Search the records for "phẩm" and copy each line that holds it.

▬▬▬▬▬▬

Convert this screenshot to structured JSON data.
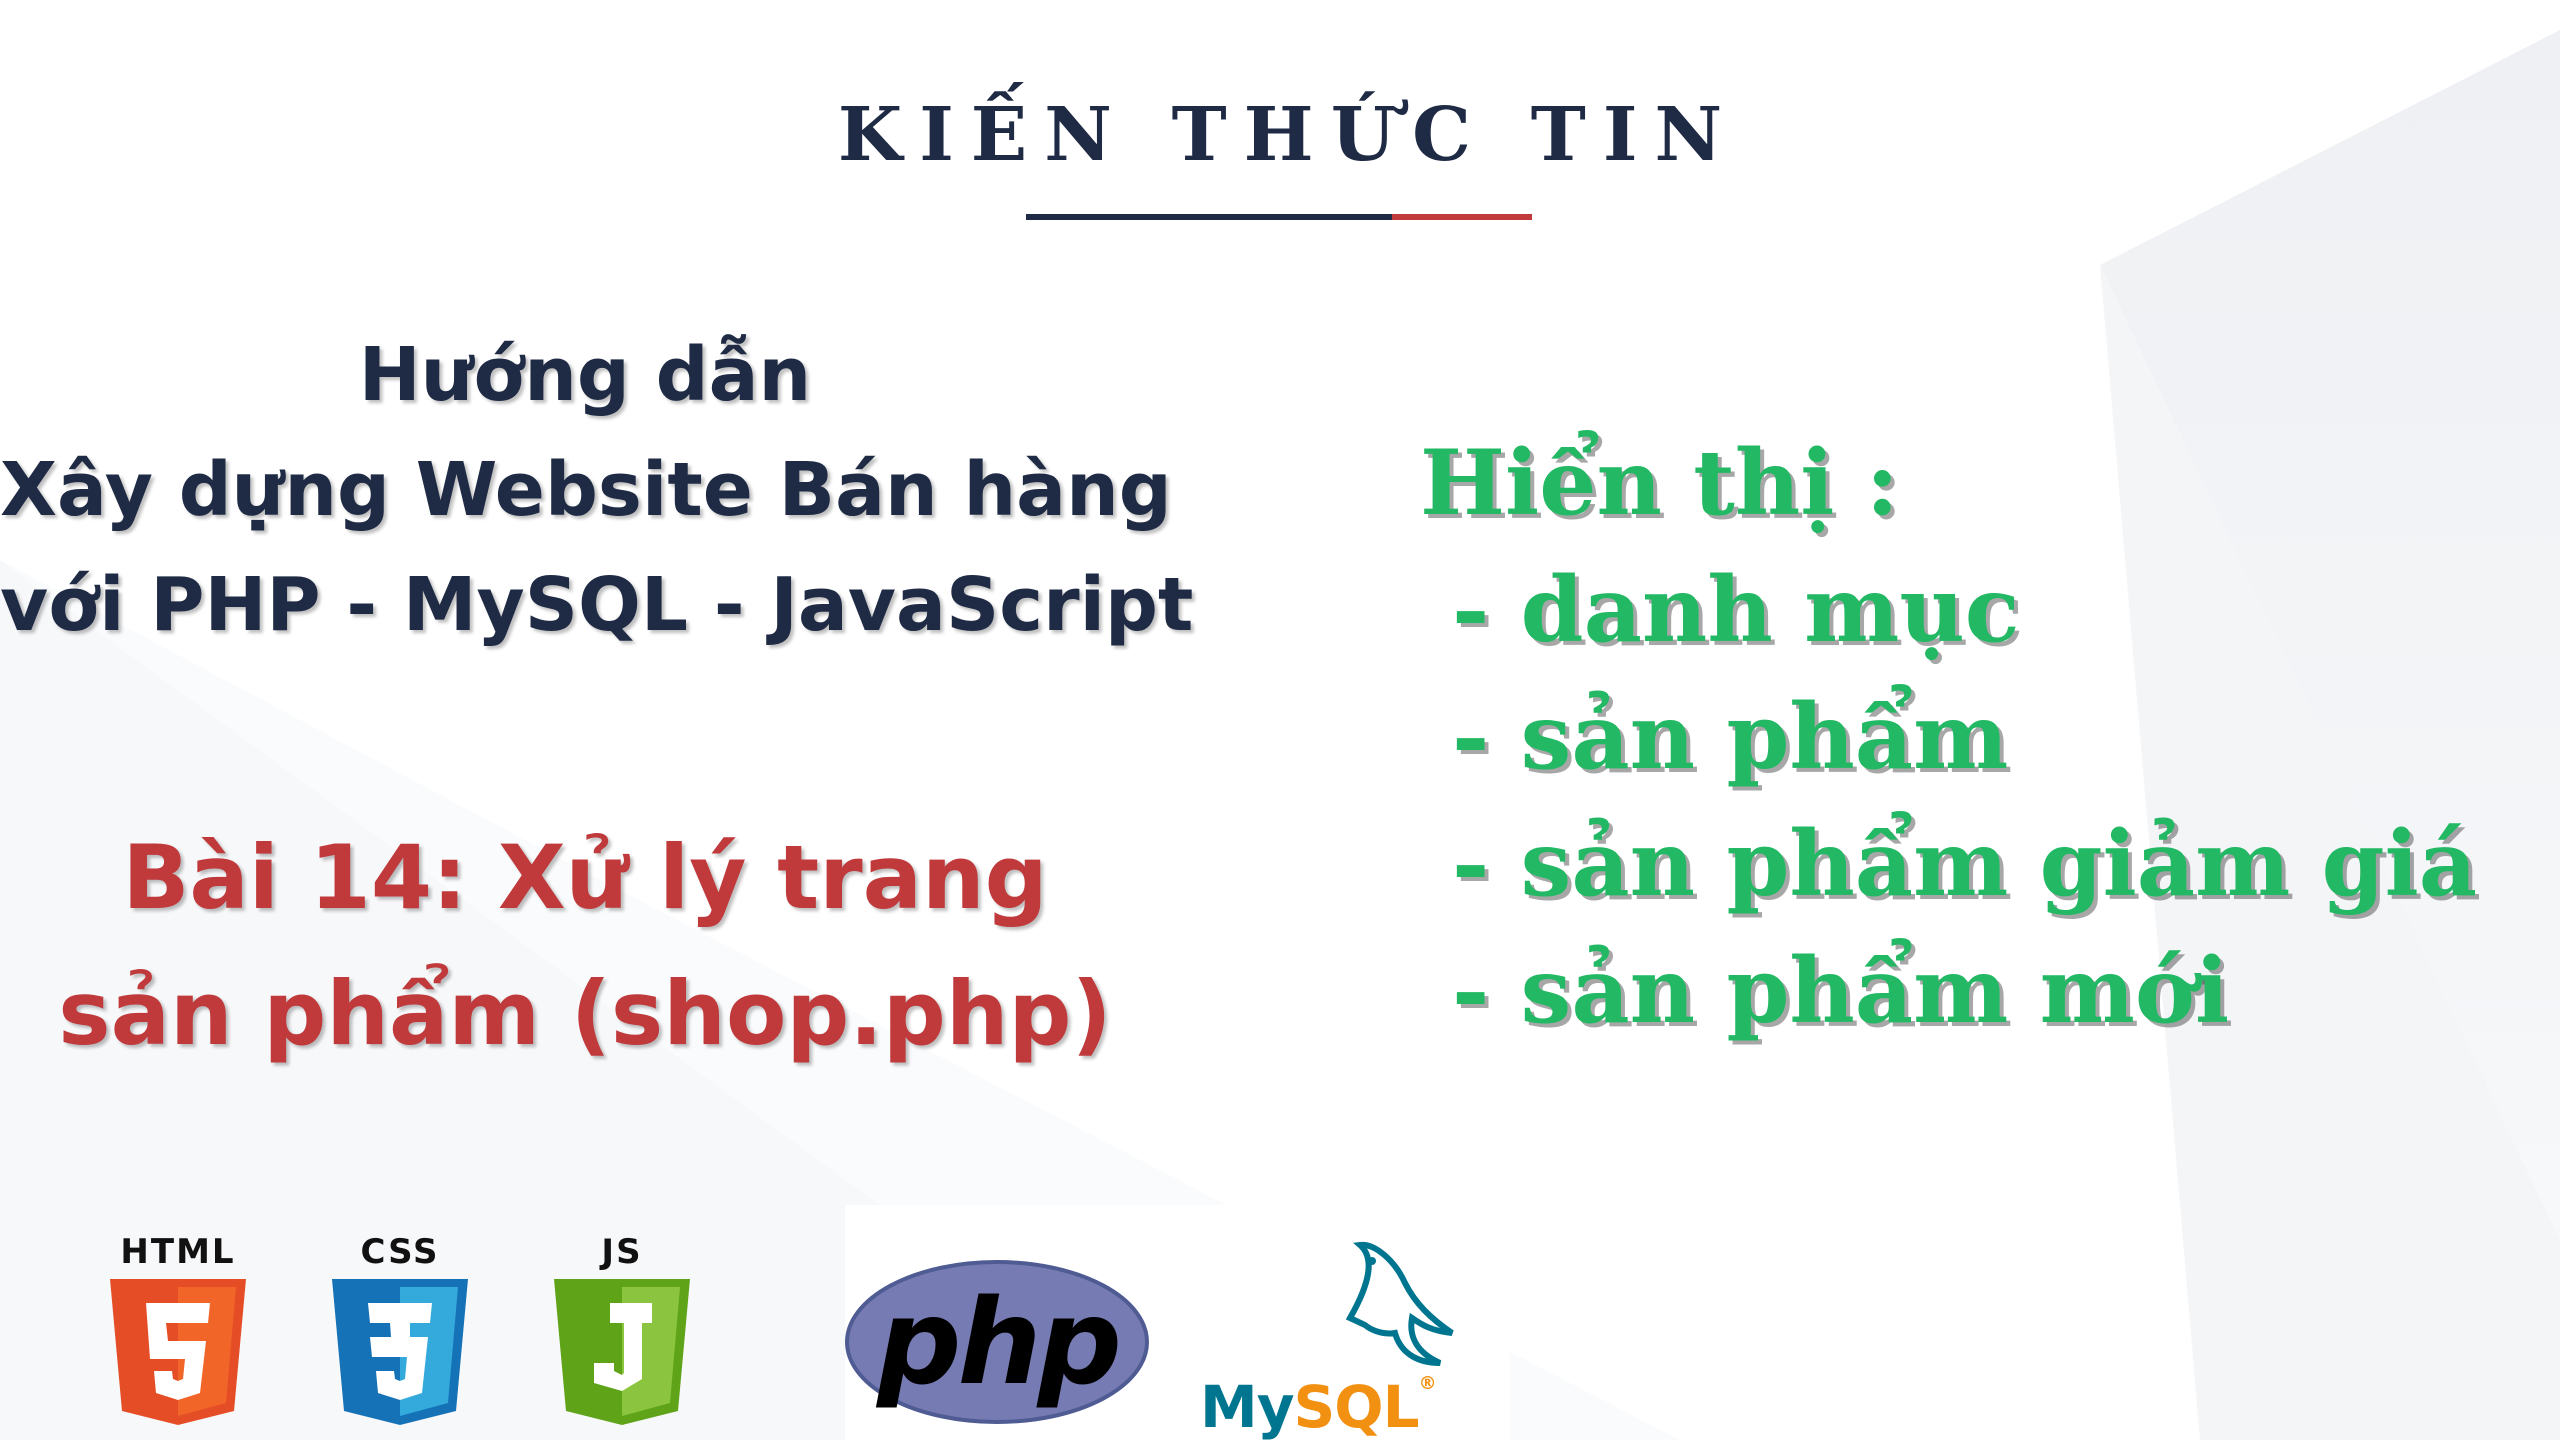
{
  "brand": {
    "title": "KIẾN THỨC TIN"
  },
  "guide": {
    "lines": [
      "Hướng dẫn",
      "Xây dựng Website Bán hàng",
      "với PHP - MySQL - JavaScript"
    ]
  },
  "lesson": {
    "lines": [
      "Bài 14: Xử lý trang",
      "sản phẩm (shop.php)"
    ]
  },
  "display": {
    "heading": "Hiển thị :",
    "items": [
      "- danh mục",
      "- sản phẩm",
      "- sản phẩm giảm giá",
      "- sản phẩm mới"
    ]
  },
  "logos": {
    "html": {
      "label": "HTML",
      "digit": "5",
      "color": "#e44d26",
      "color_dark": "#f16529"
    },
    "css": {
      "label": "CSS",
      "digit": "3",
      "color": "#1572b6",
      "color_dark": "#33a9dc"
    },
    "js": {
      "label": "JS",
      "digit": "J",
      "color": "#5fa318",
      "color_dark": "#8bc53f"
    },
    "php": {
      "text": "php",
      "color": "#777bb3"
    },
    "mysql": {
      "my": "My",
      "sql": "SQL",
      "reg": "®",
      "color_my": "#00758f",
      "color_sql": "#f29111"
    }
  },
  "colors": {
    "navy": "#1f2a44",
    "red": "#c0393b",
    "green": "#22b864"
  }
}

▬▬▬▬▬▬

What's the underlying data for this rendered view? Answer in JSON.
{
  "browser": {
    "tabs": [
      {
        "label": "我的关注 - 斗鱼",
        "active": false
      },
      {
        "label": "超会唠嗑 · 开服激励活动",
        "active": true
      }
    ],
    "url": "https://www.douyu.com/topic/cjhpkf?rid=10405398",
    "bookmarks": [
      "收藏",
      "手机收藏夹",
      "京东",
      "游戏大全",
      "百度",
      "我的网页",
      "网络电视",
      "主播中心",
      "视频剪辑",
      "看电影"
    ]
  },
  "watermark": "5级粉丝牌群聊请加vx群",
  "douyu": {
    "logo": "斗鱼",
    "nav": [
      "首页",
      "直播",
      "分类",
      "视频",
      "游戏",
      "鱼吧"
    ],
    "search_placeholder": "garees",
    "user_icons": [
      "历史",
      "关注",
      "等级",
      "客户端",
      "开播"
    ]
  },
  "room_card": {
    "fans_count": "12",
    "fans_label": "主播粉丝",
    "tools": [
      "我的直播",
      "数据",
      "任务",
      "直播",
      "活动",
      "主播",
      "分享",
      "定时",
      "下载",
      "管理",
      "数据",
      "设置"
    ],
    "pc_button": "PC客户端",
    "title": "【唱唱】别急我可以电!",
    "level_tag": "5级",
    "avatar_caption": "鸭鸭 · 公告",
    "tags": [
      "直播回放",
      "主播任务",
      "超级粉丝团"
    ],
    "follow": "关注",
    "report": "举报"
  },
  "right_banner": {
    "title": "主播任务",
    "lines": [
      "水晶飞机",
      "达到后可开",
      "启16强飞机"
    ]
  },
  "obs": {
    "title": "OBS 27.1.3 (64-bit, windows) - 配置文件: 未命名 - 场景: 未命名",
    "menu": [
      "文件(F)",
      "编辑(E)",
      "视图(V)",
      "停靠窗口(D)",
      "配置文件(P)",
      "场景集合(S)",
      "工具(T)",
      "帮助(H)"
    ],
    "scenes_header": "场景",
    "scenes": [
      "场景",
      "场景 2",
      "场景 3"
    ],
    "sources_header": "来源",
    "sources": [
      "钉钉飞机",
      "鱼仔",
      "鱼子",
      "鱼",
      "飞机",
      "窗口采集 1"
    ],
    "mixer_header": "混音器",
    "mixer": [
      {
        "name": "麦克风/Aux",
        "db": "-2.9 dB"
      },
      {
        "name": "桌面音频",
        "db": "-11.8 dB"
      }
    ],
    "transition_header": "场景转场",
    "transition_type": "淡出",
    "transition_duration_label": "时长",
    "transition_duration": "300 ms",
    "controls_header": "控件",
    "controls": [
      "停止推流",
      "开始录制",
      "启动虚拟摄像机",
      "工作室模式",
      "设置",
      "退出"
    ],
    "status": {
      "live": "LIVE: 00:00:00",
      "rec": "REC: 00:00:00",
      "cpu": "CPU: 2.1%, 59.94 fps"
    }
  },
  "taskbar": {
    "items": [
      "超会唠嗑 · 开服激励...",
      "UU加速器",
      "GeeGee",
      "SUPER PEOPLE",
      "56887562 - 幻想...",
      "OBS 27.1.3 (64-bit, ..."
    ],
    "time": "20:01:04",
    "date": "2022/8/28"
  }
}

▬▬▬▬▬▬

» **SOLUTION FOR THIS TASK**
      "sản phẩm (shop.php)"
      "- sản phẩm",
      "- sản phẩm giảm giá",
      "- sản phẩm mới"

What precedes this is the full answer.